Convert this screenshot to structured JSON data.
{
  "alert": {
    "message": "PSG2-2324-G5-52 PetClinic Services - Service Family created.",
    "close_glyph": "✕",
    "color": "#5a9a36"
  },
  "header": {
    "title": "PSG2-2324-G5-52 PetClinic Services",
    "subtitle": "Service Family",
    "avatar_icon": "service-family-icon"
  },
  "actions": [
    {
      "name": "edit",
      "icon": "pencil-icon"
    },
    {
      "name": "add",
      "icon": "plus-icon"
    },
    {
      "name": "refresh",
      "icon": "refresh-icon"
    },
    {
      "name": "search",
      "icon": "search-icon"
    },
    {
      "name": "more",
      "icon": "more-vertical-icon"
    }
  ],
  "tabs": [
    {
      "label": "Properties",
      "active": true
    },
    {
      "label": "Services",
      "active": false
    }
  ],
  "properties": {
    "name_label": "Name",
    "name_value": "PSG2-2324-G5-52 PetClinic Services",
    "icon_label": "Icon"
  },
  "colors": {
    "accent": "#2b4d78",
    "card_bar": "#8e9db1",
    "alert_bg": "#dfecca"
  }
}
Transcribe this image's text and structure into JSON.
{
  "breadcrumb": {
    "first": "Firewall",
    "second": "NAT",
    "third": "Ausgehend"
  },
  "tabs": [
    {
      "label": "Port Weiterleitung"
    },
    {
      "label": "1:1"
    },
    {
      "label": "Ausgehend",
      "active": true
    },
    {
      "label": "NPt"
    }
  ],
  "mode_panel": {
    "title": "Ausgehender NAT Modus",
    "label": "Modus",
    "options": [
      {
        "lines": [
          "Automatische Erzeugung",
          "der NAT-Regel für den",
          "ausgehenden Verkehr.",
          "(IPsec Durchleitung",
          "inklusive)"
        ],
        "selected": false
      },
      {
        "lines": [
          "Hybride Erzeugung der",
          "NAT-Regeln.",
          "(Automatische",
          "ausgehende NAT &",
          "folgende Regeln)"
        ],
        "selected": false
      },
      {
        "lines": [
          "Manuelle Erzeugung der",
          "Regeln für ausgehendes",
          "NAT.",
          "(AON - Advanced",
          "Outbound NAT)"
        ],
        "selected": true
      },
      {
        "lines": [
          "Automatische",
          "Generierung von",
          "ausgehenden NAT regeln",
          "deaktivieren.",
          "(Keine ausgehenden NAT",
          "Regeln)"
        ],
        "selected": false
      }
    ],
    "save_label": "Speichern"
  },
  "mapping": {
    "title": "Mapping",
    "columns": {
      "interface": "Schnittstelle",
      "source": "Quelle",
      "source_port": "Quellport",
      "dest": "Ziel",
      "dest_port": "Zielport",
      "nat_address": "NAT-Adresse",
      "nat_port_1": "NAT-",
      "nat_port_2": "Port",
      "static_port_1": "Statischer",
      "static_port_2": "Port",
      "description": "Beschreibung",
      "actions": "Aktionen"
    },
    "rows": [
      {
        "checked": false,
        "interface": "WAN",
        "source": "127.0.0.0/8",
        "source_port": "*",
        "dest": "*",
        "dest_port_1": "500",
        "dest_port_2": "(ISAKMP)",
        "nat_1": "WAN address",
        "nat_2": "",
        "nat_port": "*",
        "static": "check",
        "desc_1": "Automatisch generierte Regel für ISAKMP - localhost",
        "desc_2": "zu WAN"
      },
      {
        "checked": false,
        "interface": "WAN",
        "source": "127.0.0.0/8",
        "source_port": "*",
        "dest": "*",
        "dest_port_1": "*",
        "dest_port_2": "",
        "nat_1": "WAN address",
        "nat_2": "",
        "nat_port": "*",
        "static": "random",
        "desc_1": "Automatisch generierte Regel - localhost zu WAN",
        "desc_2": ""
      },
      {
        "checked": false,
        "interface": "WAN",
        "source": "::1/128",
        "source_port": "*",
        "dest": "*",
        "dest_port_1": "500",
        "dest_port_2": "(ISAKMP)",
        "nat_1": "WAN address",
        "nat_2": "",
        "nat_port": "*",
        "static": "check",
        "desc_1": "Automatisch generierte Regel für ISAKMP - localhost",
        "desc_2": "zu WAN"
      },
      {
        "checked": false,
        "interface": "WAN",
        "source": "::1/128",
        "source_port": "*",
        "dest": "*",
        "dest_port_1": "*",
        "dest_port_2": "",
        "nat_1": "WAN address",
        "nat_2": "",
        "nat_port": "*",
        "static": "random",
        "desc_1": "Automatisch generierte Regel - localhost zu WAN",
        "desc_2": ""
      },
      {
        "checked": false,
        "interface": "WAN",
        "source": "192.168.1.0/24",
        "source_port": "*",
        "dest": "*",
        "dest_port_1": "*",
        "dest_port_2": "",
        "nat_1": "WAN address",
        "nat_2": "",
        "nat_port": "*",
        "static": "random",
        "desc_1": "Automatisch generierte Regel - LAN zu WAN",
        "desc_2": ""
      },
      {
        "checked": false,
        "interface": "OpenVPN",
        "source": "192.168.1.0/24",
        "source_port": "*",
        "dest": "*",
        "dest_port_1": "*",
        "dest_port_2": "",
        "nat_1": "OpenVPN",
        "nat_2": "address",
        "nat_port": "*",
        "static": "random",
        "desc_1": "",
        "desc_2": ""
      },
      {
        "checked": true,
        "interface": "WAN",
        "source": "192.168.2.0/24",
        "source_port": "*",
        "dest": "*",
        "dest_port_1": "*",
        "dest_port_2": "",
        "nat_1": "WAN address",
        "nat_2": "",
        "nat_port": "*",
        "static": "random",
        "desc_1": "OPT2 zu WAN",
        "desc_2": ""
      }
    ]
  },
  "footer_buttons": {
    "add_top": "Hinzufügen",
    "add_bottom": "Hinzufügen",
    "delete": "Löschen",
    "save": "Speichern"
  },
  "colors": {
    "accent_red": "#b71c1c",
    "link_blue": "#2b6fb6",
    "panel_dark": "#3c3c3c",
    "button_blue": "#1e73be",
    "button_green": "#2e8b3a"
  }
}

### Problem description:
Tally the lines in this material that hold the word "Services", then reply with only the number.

### Exercise output:
4